+++ PROVIDED RECORDS

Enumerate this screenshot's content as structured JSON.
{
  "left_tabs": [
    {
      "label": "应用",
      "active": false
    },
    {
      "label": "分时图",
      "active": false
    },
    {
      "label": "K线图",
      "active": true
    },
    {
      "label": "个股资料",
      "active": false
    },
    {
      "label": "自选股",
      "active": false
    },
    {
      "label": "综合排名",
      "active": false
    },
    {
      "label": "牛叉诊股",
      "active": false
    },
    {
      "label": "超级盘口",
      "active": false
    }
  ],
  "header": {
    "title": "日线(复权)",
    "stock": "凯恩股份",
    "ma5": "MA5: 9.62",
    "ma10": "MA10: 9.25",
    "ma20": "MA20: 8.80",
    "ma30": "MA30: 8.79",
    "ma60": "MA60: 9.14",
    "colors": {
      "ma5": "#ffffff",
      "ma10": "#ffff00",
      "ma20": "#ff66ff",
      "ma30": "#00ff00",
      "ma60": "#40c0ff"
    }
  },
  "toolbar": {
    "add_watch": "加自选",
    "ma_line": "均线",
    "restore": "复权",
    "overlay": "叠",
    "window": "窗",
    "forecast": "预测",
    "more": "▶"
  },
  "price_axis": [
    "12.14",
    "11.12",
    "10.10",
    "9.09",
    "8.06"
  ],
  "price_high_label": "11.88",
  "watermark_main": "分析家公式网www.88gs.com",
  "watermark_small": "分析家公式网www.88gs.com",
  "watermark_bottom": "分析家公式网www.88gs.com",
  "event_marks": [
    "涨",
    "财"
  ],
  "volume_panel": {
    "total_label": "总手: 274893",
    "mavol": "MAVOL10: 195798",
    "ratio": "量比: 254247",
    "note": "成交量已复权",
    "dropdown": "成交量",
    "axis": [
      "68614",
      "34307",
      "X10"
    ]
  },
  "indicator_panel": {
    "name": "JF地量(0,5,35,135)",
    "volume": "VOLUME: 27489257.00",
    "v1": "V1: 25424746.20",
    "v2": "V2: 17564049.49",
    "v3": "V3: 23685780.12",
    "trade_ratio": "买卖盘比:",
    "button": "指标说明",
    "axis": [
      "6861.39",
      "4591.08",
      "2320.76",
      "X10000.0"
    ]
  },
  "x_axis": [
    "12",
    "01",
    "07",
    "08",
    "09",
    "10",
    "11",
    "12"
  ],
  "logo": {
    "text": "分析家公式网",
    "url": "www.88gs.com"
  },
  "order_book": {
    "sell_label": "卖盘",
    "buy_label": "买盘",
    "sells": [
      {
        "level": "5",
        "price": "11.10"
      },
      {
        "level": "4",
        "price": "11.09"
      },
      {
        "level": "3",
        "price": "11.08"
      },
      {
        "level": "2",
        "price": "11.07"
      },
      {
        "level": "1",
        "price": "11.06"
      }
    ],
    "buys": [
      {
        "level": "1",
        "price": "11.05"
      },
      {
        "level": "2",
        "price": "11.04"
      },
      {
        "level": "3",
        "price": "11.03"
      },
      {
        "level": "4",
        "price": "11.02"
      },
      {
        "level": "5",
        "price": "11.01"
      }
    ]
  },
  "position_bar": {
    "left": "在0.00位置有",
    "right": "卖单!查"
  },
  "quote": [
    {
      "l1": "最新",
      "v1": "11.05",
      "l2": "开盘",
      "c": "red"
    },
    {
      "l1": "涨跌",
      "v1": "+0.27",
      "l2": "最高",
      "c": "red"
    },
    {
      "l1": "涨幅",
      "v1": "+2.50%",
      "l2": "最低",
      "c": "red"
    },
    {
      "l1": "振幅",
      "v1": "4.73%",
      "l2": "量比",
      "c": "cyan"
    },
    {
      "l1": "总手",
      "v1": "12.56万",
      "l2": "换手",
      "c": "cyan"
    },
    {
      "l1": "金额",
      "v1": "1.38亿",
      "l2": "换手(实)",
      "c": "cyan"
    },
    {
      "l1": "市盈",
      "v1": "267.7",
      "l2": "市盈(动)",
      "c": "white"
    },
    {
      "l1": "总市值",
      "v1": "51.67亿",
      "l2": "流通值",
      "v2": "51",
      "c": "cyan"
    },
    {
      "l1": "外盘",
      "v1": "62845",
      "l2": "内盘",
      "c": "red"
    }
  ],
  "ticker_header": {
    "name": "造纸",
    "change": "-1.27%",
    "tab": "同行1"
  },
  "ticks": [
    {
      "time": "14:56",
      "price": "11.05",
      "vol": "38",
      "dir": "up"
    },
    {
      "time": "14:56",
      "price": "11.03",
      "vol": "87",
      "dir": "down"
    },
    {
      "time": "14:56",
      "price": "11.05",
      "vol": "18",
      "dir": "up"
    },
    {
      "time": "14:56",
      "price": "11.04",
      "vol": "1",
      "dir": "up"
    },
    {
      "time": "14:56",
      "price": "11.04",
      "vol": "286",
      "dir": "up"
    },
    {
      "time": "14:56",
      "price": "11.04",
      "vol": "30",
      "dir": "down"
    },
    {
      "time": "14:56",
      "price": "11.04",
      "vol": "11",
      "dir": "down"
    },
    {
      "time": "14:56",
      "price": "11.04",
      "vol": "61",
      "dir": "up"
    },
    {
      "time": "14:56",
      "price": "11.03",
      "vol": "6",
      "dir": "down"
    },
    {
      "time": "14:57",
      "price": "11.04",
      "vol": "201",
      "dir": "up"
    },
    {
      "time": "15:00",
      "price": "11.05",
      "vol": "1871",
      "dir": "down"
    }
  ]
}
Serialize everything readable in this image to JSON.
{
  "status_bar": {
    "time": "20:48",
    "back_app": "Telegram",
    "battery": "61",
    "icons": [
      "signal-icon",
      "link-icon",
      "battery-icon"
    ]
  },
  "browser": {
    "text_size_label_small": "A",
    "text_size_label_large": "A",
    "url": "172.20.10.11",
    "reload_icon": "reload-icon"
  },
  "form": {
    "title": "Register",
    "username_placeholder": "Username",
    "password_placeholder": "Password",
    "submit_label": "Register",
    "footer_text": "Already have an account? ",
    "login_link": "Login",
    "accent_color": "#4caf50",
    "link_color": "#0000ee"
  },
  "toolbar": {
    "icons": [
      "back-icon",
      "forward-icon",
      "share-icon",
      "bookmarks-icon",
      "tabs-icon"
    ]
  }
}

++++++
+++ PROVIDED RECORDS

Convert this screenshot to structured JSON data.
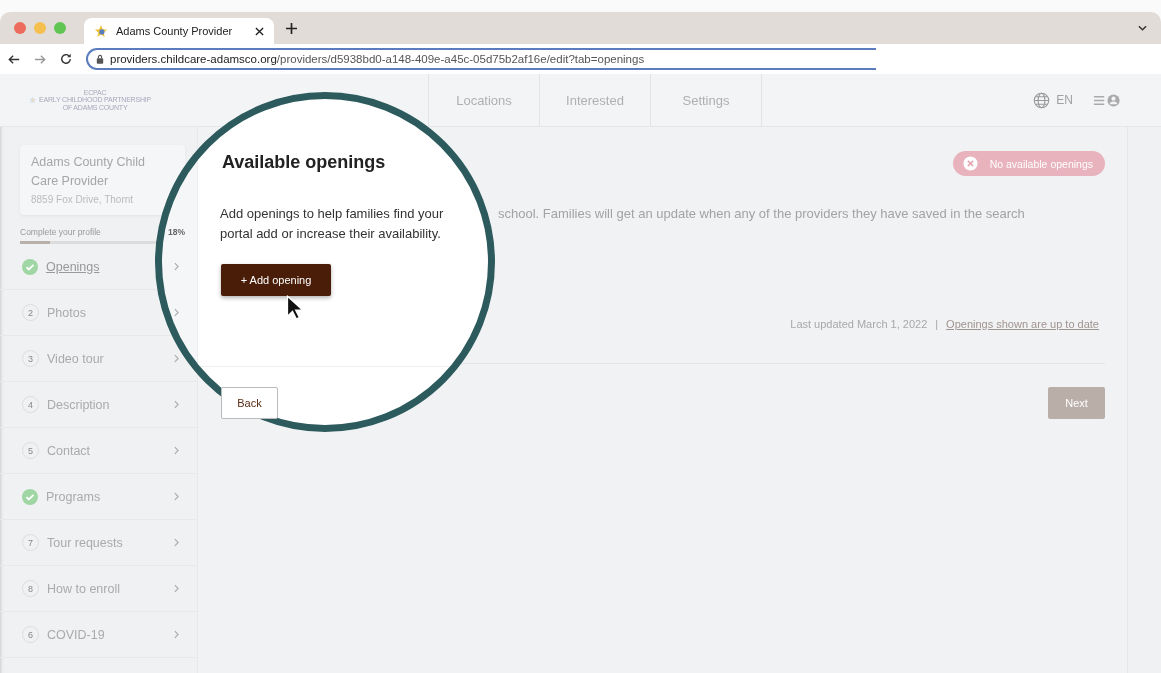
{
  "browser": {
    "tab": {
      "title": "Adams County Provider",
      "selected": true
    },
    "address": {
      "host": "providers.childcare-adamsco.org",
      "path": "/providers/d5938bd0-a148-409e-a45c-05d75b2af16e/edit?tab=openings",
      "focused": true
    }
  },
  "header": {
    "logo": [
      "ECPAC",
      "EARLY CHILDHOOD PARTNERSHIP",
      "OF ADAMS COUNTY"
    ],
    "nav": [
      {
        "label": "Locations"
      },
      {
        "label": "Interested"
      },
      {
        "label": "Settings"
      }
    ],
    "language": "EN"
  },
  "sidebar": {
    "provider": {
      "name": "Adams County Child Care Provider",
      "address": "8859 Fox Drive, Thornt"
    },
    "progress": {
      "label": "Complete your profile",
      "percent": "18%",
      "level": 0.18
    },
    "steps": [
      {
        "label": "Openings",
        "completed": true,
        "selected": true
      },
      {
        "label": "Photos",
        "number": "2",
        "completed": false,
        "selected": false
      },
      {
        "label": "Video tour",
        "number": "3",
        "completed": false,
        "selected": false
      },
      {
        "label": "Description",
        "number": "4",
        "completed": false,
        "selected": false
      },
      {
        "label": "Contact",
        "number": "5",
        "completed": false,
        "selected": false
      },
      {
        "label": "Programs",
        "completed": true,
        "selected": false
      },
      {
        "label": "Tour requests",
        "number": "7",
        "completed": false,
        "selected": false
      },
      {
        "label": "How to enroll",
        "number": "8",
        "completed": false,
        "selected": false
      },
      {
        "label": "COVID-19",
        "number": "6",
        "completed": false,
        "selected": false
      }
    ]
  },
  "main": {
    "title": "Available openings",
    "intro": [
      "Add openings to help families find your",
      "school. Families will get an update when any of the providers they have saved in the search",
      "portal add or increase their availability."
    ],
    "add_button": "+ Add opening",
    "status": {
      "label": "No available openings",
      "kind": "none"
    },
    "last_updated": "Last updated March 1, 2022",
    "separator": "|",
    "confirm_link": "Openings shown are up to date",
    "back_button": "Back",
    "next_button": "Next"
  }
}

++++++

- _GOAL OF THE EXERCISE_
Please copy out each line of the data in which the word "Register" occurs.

- _EXERCISE RESPONSE_
    "title": "Register",
    "submit_label": "Register",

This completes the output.